**Work to complete**. Check every line of the entries below for the word "highlight", then give only the number of lines that have it.

**Stored items from a collection**.
-----
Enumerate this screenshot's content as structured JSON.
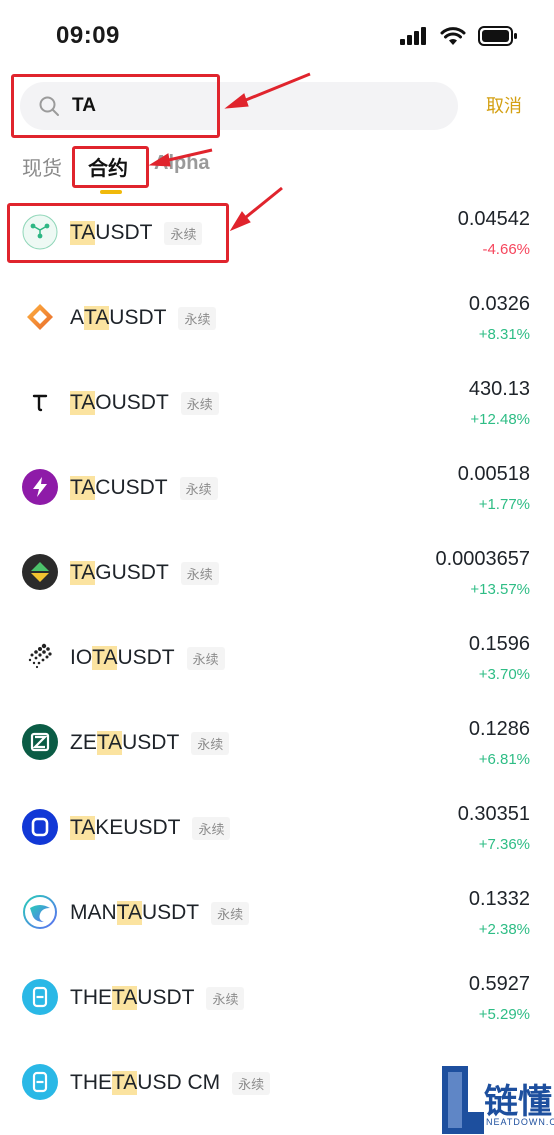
{
  "status_bar": {
    "time": "09:09"
  },
  "search": {
    "query": "TA",
    "cancel_label": "取消"
  },
  "tabs": [
    {
      "label": "现货",
      "active": false
    },
    {
      "label": "合约",
      "active": true
    },
    {
      "label": "Alpha",
      "active": false
    }
  ],
  "colors": {
    "accent": "#f0b90b",
    "cancel": "#d4a013",
    "up": "#2ebd85",
    "down": "#f6465d",
    "annotation": "#e0242d",
    "highlight": "#fbe3a0"
  },
  "tag_label": "永续",
  "rows": [
    {
      "pre": "",
      "hl": "TA",
      "post": "USDT",
      "price": "0.04542",
      "change": "-4.66%",
      "dir": "down",
      "icon": "trusta-logo-icon"
    },
    {
      "pre": "A",
      "hl": "TA",
      "post": "USDT",
      "price": "0.0326",
      "change": "+8.31%",
      "dir": "up",
      "icon": "ata-logo-icon"
    },
    {
      "pre": "",
      "hl": "TA",
      "post": "OUSDT",
      "price": "430.13",
      "change": "+12.48%",
      "dir": "up",
      "icon": "tao-logo-icon"
    },
    {
      "pre": "",
      "hl": "TA",
      "post": "CUSDT",
      "price": "0.00518",
      "change": "+1.77%",
      "dir": "up",
      "icon": "tac-logo-icon"
    },
    {
      "pre": "",
      "hl": "TA",
      "post": "GUSDT",
      "price": "0.0003657",
      "change": "+13.57%",
      "dir": "up",
      "icon": "tag-logo-icon"
    },
    {
      "pre": "IO",
      "hl": "TA",
      "post": "USDT",
      "price": "0.1596",
      "change": "+3.70%",
      "dir": "up",
      "icon": "iota-logo-icon"
    },
    {
      "pre": "ZE",
      "hl": "TA",
      "post": "USDT",
      "price": "0.1286",
      "change": "+6.81%",
      "dir": "up",
      "icon": "zeta-logo-icon"
    },
    {
      "pre": "",
      "hl": "TA",
      "post": "KEUSDT",
      "price": "0.30351",
      "change": "+7.36%",
      "dir": "up",
      "icon": "take-logo-icon"
    },
    {
      "pre": "MAN",
      "hl": "TA",
      "post": "USDT",
      "price": "0.1332",
      "change": "+2.38%",
      "dir": "up",
      "icon": "manta-logo-icon"
    },
    {
      "pre": "THE",
      "hl": "TA",
      "post": "USDT",
      "price": "0.5927",
      "change": "+5.29%",
      "dir": "up",
      "icon": "theta-logo-icon"
    },
    {
      "pre": "THE",
      "hl": "TA",
      "post": "USD CM",
      "price": "",
      "change": "",
      "dir": "up",
      "icon": "theta-logo-icon"
    }
  ],
  "watermark": {
    "text": "链懂",
    "sub": "NEATDOWN.COM"
  }
}
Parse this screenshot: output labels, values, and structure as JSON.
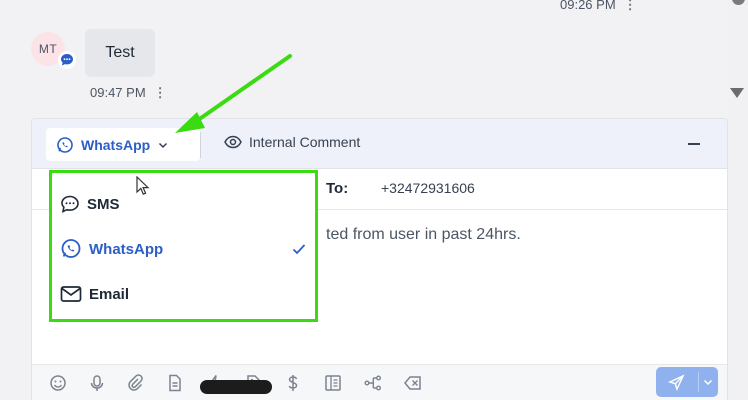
{
  "thread": {
    "previous_time": "09:26 PM",
    "avatar_initials": "MT",
    "message_text": "Test",
    "message_time": "09:47 PM"
  },
  "composer": {
    "channel_selected": "WhatsApp",
    "internal_comment_label": "Internal Comment",
    "to_label": "To:",
    "to_value": "+32472931606",
    "body_text": "ted from user in past 24hrs."
  },
  "channel_menu": {
    "items": [
      {
        "label": "SMS",
        "icon": "chat-bubble-icon",
        "selected": false
      },
      {
        "label": "WhatsApp",
        "icon": "whatsapp-icon",
        "selected": true
      },
      {
        "label": "Email",
        "icon": "envelope-icon",
        "selected": false
      }
    ]
  },
  "toolbar": {
    "icons": [
      "emoji-icon",
      "microphone-icon",
      "paperclip-icon",
      "document-icon",
      "lightning-icon",
      "tag-icon",
      "dollar-icon",
      "book-icon",
      "workflow-icon",
      "clear-icon"
    ]
  },
  "colors": {
    "accent": "#2b5fc7",
    "highlight": "#3bdb13",
    "send_button": "#8fb1ee"
  }
}
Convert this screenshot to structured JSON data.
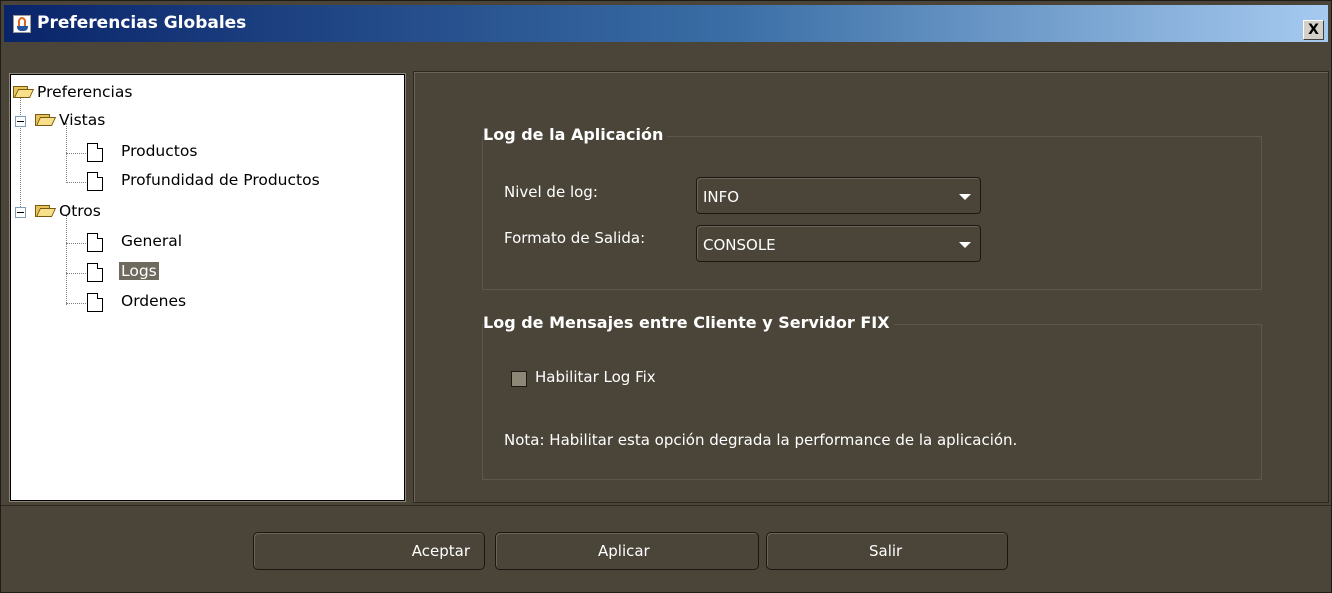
{
  "window": {
    "title": "Preferencias Globales",
    "close_label": "X"
  },
  "tree": {
    "root": "Preferencias",
    "vistas": "Vistas",
    "productos": "Productos",
    "profundidad": "Profundidad de Productos",
    "otros": "Otros",
    "general": "General",
    "logs": "Logs",
    "ordenes": "Ordenes",
    "selected": "Logs"
  },
  "app_log": {
    "title": "Log de la Aplicación",
    "level_label": "Nivel de log:",
    "level_value": "INFO",
    "format_label": "Formato de Salida:",
    "format_value": "CONSOLE"
  },
  "fix_log": {
    "title": "Log de Mensajes entre Cliente y Servidor FIX",
    "checkbox_label": "Habilitar Log Fix",
    "checked": false,
    "note": "Nota: Habilitar esta opción degrada la performance de la aplicación."
  },
  "buttons": {
    "accept": "Aceptar",
    "apply": "Aplicar",
    "exit": "Salir"
  },
  "colors": {
    "background": "#4a4538",
    "title_gradient_start": "#0a246a",
    "title_gradient_end": "#a6caf0",
    "selection": "#6e6a5e"
  }
}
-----
**Answer to the exercise**. 2